Dennis the Menace was an early 1960s TV show about a cute annoying/loveable kid and his neighbor, Mr. Wilson. On the other hand, Dentist the Menace is a blog that has nothing whatsoever to do with TV or comics, but everything to do with today’s PopTort. Although the word “menace” may be a bit too kind.
Dentist the Menace and several other outlets are telling the story today of Michael Clair, is a dentist who used to practice in Massachusetts at a friendly looking place called Harbour Dental at the New Harbour Mall. Among the many things he did to his patients was use paper clips during root canals. Something Dennis might do with his funny dentist set over there.
He’s been criminally charged and will soon be sentenced “on two counts of assault and battery, three counts of larceny, five counts of Medicaid fraud, three counts of illegally prescribing controlled substances and one count each of tampering with evidence and witness intimidation.”
Interestingly, his license to practice had been "previously revoked in Maryland, Florida and West Virginia” but Massachusetts let him practice even though he had “been prohibited from doing work on Medicaid patients.” (This allowed him to hire dentists and use their Medicaid identification to file claims.)
Mr. Clair has been free on bail since his arraignment April 8, 2010, and how he’s moved to Maryland – one of the states where his license was revoked. And it’s a good thing too, cause Maryland doesn’t need any more bad dentist publicity since the tragic death last year of a teenager who died during routine wisdom tooth surgery. The family has now sued the oral surgeon and the anesthiologist for medical malpractice.
The family is hoping “to highlight the surgery's risks and the need for better emergency training among dentists and oral surgeons.”
According to Jay Friedman, a California-based dental consultant and author:
American dentists and oral surgeons pull 10 million wisdom teeth each year -- an effort that costs more than $3 billion and leads to 11 million days of post-operative discomfort, according to the report.

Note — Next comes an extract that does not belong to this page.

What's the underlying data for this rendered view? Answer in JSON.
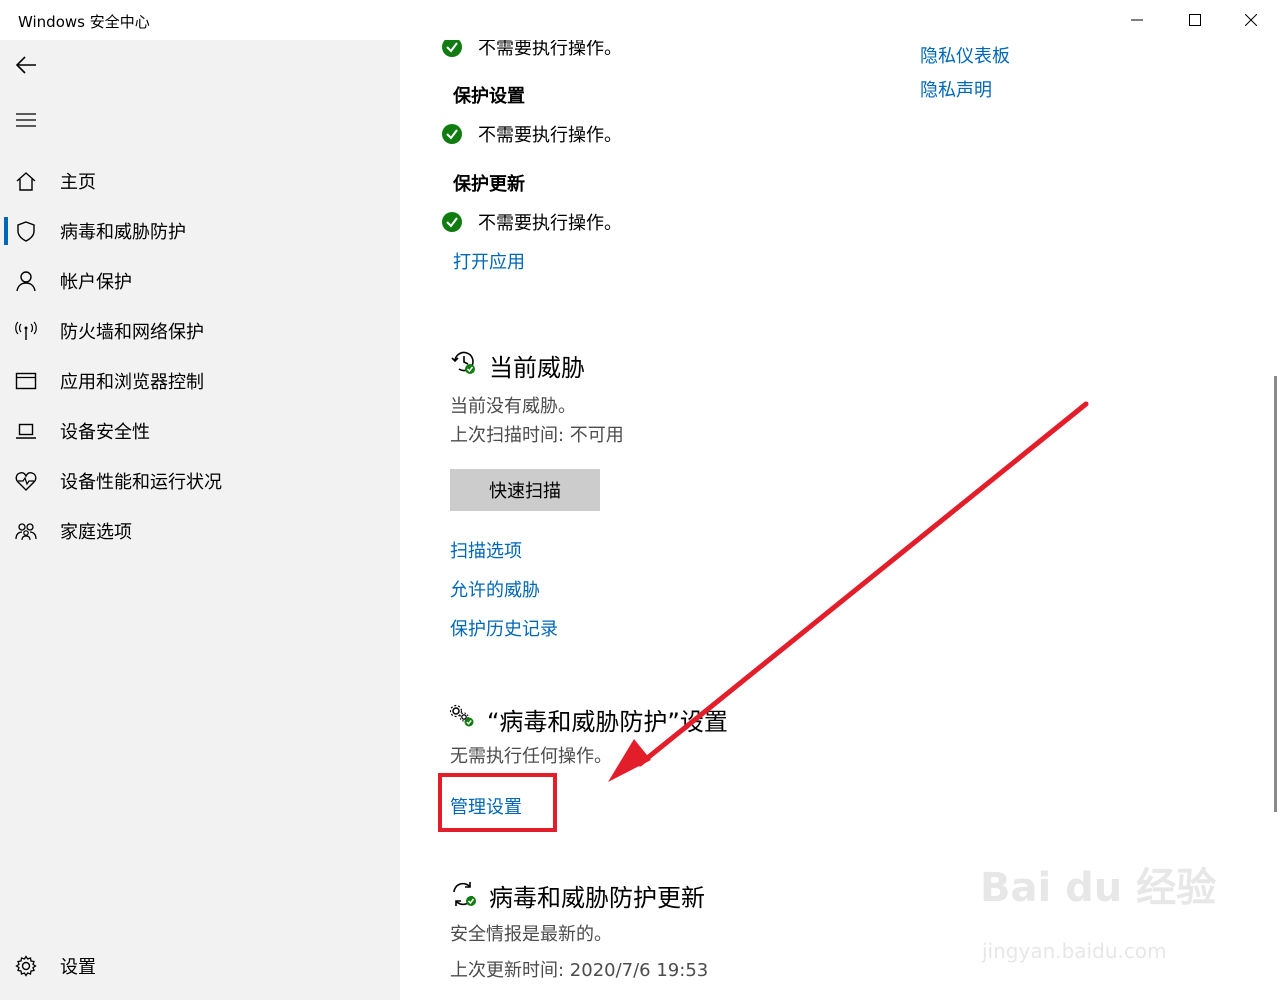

“At least two thirds of these extractions, associated costs, and injuries are unnecessary, constituting a silent epidemic of [dentist-induced] injury that afflicts tens of thousands of people with lifelong discomfort and disability.”